[Records from a data collection]
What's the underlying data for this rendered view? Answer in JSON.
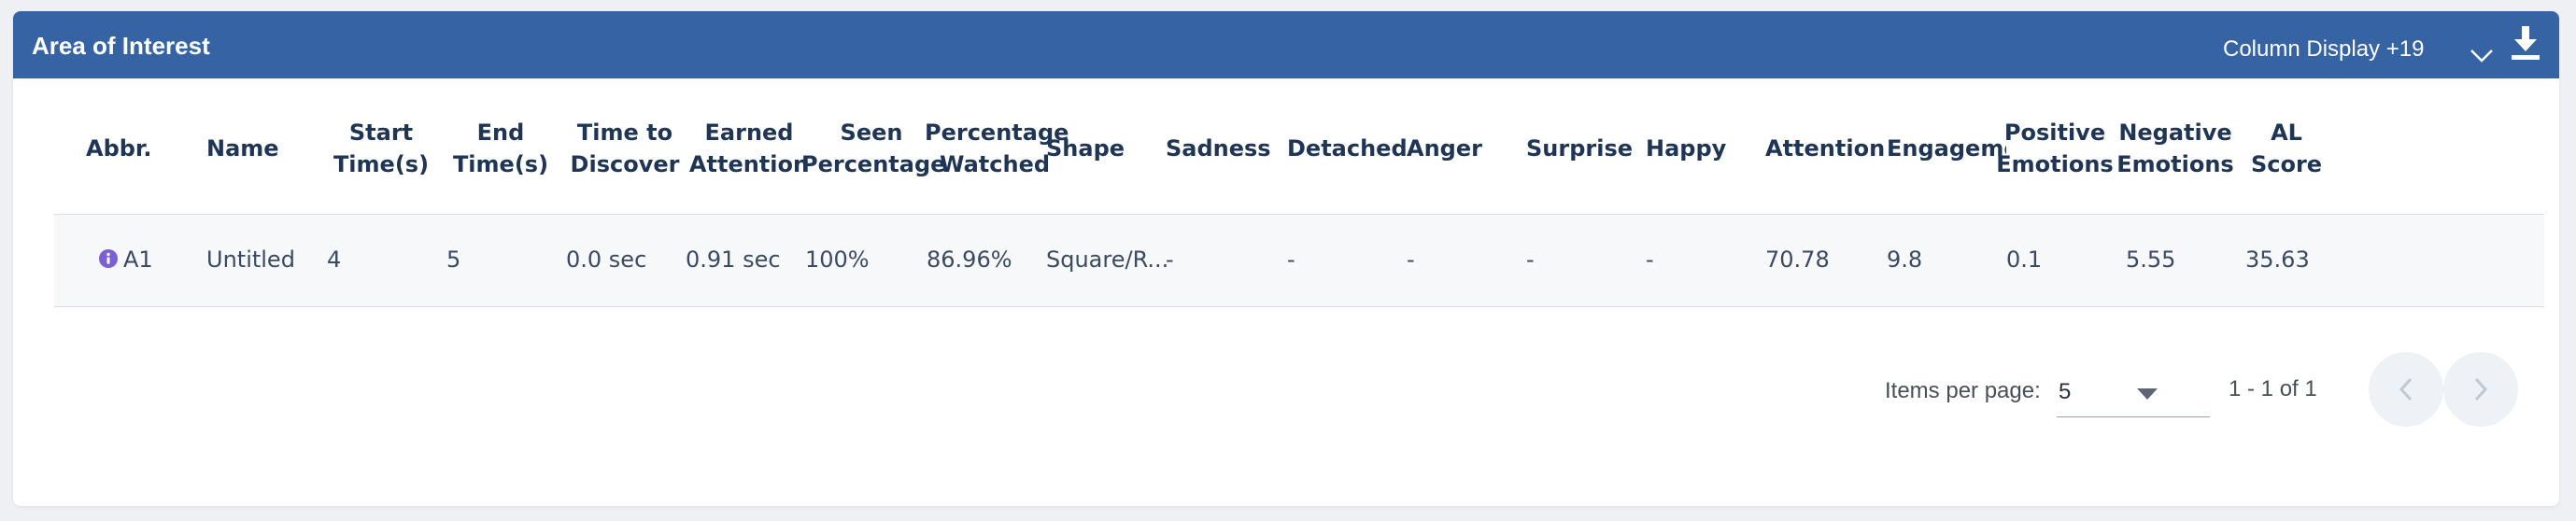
{
  "header": {
    "title": "Area of Interest",
    "column_display": "Column Display +19"
  },
  "table": {
    "columns": [
      {
        "line1": "Abbr.",
        "line2": ""
      },
      {
        "line1": "Name",
        "line2": ""
      },
      {
        "line1": "Start",
        "line2": "Time(s)"
      },
      {
        "line1": "End",
        "line2": "Time(s)"
      },
      {
        "line1": "Time to",
        "line2": "Discover"
      },
      {
        "line1": "Earned",
        "line2": "Attention"
      },
      {
        "line1": "Seen",
        "line2": "Percentage"
      },
      {
        "line1": "Percentage",
        "line2": "Watched"
      },
      {
        "line1": "Shape",
        "line2": ""
      },
      {
        "line1": "Sadness",
        "line2": ""
      },
      {
        "line1": "Detached",
        "line2": ""
      },
      {
        "line1": "Anger",
        "line2": ""
      },
      {
        "line1": "Surprise",
        "line2": ""
      },
      {
        "line1": "Happy",
        "line2": ""
      },
      {
        "line1": "Attention",
        "line2": ""
      },
      {
        "line1": "Engagemer",
        "line2": ""
      },
      {
        "line1": "Positive",
        "line2": "Emotions"
      },
      {
        "line1": "Negative",
        "line2": "Emotions"
      },
      {
        "line1": "AL",
        "line2": "Score"
      }
    ],
    "rows": [
      {
        "cells": [
          "A1",
          "Untitled",
          "4",
          "5",
          "0.0 sec",
          "0.91 sec",
          "100%",
          "86.96%",
          "Square/R...",
          "-",
          "-",
          "-",
          "-",
          "-",
          "70.78",
          "9.8",
          "0.1",
          "5.55",
          "35.63"
        ]
      }
    ]
  },
  "pagination": {
    "items_per_page_label": "Items per page:",
    "items_per_page_value": "5",
    "range_label": "1 - 1 of 1"
  },
  "icons": {
    "info": "info-circle-icon",
    "chevron": "chevron-down-icon",
    "download": "download-icon",
    "prev": "chevron-left-icon",
    "next": "chevron-right-icon"
  },
  "colors": {
    "header_bg": "#3563a4",
    "info_icon": "#7b5fd6"
  }
}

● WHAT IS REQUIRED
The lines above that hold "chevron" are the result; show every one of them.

● ANSWER BOX
    "chevron": "chevron-down-icon",
    "prev": "chevron-left-icon",
    "next": "chevron-right-icon"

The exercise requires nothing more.